Newcastle v Chelsea: Marcos Alonso speaks out on controversial penalty during Chelsea win over Newcastle

Newcastle v Chelsea: Marcos Alonso speaks out on controversial penalty during Chelsea win over Newcastle

Alonso was fouled (Picture: REUTERS)

Chelsea had been awarded a controversial penalty of their 1-Zero win over Newcastle at St James’ Park on Sunday.

Fabian Schar was penalised for a lunge on Marcos Alonso halfway by the second half after Newcastle had saved Maurizio Sarri’s males largely quiet all through.

Replays confirmed the Swiss centre-back bought the ball however the referee’s thoughts was made up as he pointed to the spot.

Eden Hazard duly transformed the penalty and Alonso is satisfied that it was the ‘right decision’.

He instructed Sky Sports: ‘I think I touch the ball and then I get in front of the player, in between the player and the ball and when I’m going to cross to [Olivier] Giroud, I simply went down as a result of he make me down.

Hazard transformed the penalty (Picture: AFP/Getty)

‘I think right decision. Good win. Three points are massive for us.’

Newcastle equalised with a controversial objective of their very own, with Giroud taking place clutching his face earlier than DeAndre Yedlin crossed for Joselu to attain, nevertheless, a late personal objective from Yedlin ensured Sarri maintained his unbeaten begin as Blues boss.

And Hazard was delighted with the preventing spirit proven by his team-mates.

‘When they scored a goal I think everyone was thinking to draw,’ Hazard mentioned.

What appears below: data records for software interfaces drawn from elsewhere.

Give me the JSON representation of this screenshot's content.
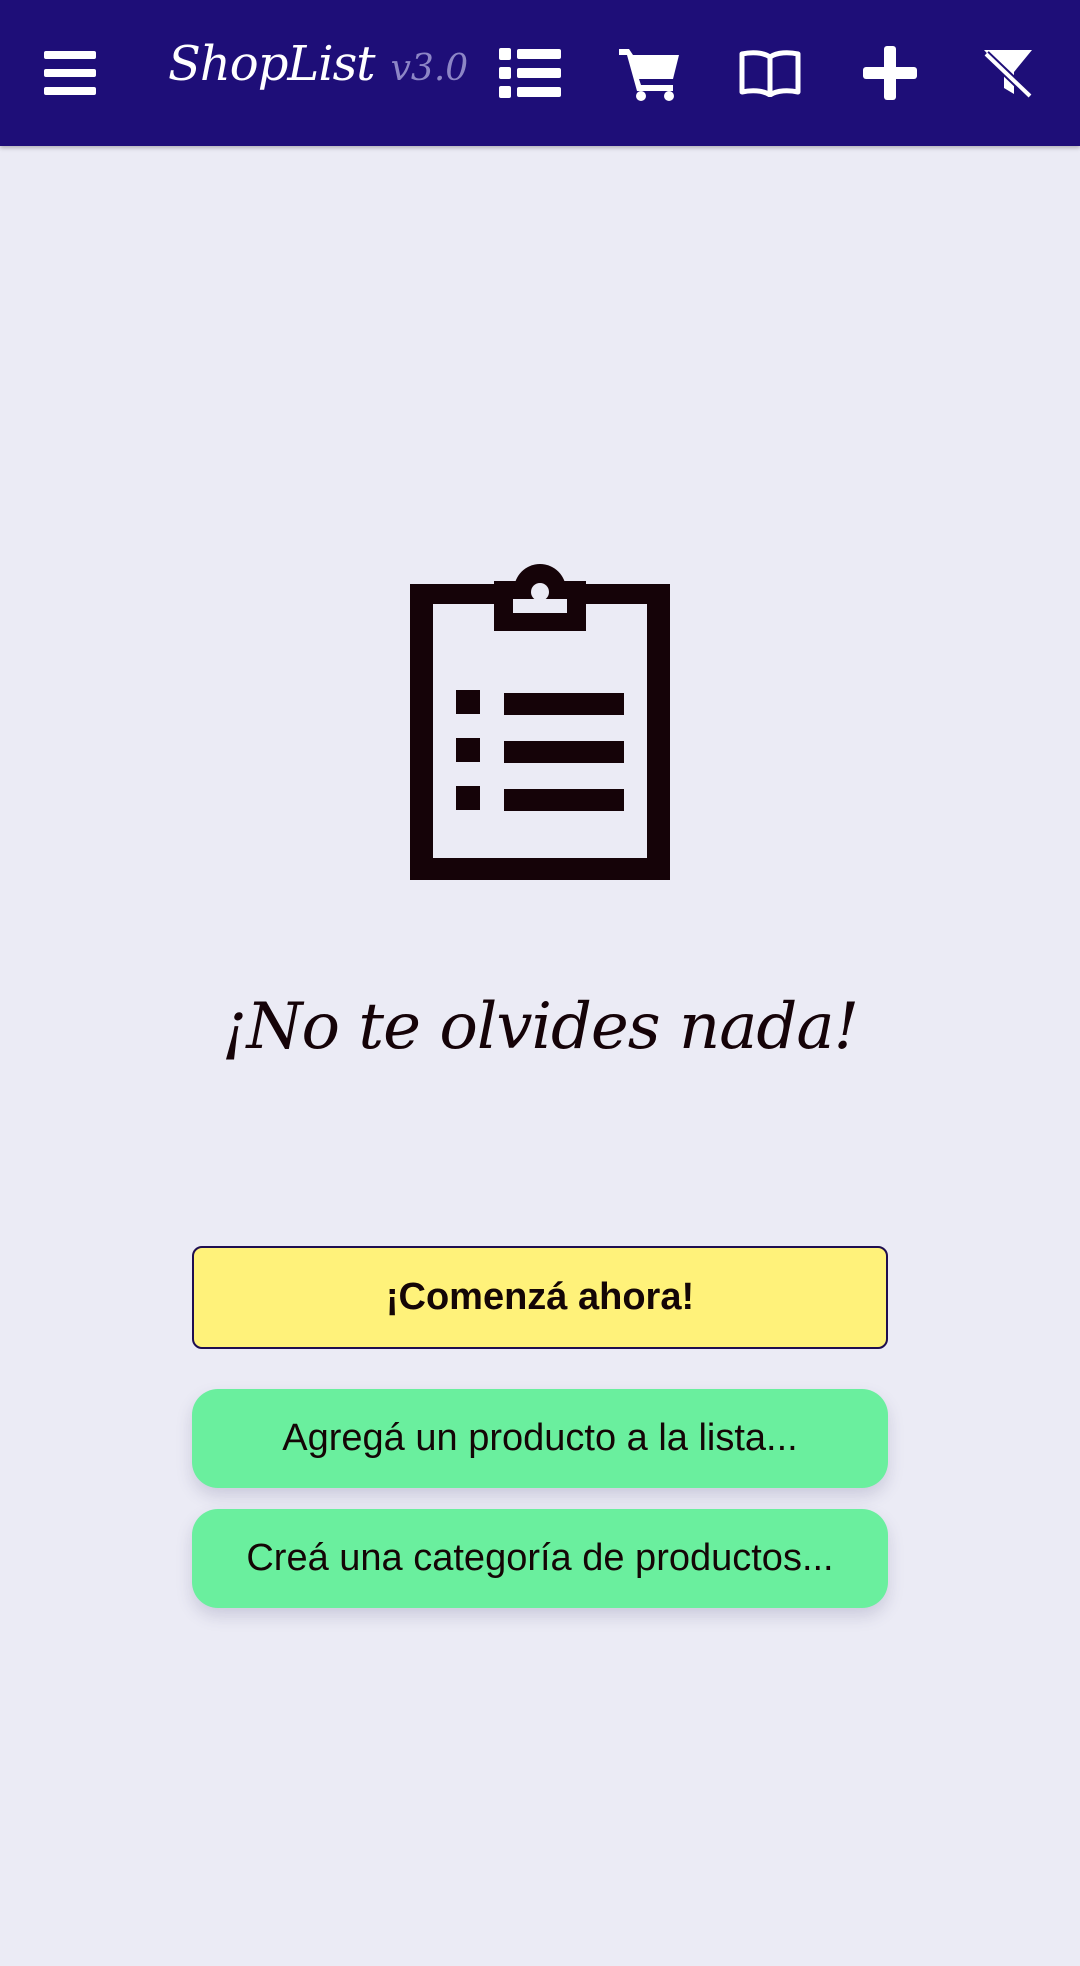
{
  "app": {
    "name": "ShopList",
    "version": "v3.0"
  },
  "toolbar": {
    "items": [
      {
        "name": "menu",
        "icon": "hamburger-menu-icon"
      },
      {
        "name": "list",
        "icon": "list-icon"
      },
      {
        "name": "cart",
        "icon": "shopping-cart-icon"
      },
      {
        "name": "catalog",
        "icon": "open-book-icon"
      },
      {
        "name": "add",
        "icon": "plus-icon"
      },
      {
        "name": "clear-filter",
        "icon": "filter-off-icon"
      }
    ]
  },
  "empty_state": {
    "icon": "clipboard-list-icon",
    "tagline": "¡No te olvides nada!",
    "primary_button": "¡Comenzá ahora!",
    "add_product_button": "Agregá un producto a la lista...",
    "create_category_button": "Creá una categoría de productos..."
  },
  "colors": {
    "topbar": "#1e0e78",
    "background": "#ebebf5",
    "primary_button": "#fff27a",
    "secondary_button": "#6aef9e",
    "text_dark": "#150308",
    "version_text": "#8d86c6"
  }
}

‘But we are Chelsea, we never give up, we play 90/95 minutes and score a fantastic goal from Marcos Alonso.’

Benitez was sad with the choice (Picture: PA)

Newcastle supervisor Rafael Benitez disagreed with Alonso’s evaluation of the penalty and believes that it was ‘soft’.

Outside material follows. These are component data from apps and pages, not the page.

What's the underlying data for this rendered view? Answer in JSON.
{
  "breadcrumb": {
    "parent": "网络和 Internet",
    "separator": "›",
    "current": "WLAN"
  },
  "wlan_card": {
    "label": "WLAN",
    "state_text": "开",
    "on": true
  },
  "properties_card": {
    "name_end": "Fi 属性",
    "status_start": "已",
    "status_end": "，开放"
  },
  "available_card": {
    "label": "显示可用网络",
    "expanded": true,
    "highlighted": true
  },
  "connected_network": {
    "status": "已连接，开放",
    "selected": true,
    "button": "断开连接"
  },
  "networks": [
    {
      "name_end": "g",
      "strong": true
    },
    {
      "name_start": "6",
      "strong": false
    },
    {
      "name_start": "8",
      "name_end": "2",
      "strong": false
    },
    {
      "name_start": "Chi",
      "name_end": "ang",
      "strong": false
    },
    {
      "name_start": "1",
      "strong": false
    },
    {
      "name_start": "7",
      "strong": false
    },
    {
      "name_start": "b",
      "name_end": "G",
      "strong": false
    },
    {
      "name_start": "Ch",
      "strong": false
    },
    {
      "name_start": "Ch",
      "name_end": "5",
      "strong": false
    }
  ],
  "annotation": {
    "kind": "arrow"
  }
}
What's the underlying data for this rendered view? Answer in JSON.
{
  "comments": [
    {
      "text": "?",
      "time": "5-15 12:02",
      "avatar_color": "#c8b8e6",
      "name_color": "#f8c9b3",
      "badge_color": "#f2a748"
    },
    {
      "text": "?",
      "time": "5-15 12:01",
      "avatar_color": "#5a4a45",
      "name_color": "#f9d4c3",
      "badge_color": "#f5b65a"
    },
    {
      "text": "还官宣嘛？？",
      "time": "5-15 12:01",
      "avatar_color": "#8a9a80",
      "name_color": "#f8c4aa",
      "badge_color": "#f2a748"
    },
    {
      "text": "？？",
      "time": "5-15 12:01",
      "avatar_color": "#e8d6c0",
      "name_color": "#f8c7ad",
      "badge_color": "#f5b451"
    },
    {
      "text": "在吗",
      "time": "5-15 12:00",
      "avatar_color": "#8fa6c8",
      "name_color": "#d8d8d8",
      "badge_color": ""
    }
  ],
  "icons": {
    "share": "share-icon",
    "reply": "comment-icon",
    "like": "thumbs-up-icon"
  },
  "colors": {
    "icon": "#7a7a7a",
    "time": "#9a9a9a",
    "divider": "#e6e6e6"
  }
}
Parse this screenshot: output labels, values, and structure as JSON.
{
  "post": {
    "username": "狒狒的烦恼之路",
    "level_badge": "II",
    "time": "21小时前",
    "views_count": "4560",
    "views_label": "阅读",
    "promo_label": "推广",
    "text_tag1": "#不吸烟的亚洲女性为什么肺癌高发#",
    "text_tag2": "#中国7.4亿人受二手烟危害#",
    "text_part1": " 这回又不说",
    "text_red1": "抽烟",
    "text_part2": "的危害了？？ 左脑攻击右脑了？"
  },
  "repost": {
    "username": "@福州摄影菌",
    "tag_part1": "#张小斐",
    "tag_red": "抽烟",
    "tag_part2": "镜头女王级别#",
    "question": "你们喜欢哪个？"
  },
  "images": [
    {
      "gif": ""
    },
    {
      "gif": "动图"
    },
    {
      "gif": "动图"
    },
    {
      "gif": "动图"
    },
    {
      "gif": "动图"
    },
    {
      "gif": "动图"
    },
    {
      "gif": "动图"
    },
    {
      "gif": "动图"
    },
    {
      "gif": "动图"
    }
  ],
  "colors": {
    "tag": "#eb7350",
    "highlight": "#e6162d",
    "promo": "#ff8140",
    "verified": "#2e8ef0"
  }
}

‘Penalty – delicate. Foul was delicate. Then they perhaps may have scored in the long run.

‘They have gamers that may beat individuals in a single vs one conditions. We had been compact.

‘The penalty changed everything. We had to be more open.’